§ **PROBLEM DETAILS**: Every line of the records that contains "JÁTÉKKAL" should be tallied, and only the resulting number returned.

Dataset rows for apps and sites
⟨

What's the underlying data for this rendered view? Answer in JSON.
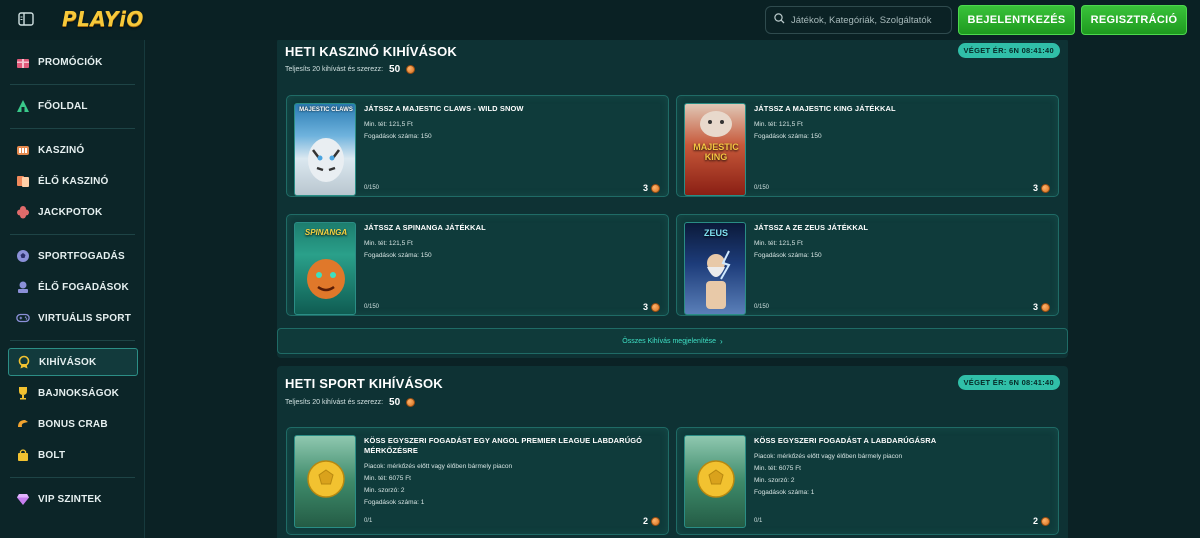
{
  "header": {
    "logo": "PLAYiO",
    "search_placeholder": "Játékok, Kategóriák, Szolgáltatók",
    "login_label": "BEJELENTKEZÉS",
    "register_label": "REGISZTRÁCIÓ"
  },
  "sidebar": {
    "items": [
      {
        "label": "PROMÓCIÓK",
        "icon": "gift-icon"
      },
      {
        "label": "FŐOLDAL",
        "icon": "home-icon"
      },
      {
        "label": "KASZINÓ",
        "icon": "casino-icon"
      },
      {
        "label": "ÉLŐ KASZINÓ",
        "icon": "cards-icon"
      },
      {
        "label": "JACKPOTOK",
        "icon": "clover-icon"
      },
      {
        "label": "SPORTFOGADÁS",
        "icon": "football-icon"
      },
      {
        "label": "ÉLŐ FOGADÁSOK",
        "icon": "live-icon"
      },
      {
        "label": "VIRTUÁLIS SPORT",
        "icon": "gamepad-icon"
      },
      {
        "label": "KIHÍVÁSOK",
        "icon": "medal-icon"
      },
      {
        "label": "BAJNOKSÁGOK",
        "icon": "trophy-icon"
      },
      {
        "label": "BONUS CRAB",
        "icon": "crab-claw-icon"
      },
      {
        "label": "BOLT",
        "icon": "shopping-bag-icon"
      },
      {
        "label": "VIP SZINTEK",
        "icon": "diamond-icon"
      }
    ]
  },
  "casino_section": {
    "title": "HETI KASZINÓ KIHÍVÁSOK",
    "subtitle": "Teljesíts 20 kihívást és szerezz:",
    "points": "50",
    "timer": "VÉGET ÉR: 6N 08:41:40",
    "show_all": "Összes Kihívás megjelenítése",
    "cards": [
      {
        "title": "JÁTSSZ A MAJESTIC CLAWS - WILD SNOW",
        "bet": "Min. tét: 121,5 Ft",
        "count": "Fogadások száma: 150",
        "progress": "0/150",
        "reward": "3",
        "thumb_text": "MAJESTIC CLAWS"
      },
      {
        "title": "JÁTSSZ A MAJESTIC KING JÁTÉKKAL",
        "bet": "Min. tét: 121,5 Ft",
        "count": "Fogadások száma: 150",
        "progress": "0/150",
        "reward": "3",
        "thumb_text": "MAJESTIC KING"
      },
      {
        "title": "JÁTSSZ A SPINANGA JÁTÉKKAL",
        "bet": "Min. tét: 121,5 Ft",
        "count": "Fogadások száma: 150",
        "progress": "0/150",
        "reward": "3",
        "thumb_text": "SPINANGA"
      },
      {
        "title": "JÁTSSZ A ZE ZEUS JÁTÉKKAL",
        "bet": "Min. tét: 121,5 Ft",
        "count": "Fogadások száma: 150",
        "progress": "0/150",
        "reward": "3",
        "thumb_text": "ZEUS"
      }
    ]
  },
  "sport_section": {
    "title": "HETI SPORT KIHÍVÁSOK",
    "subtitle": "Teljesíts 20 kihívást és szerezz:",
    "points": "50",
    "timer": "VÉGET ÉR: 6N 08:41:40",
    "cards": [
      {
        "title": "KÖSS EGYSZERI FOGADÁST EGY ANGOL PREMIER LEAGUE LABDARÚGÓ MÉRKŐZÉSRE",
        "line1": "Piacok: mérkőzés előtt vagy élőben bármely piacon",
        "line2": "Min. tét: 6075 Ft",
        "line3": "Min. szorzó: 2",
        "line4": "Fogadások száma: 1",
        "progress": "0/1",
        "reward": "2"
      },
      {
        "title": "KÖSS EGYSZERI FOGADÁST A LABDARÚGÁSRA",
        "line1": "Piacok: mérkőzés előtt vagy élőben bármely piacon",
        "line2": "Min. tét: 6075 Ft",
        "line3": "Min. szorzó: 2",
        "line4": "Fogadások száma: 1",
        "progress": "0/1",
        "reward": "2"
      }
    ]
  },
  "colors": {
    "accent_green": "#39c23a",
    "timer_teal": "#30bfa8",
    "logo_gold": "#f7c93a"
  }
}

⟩

§ **OUTPUT**: 3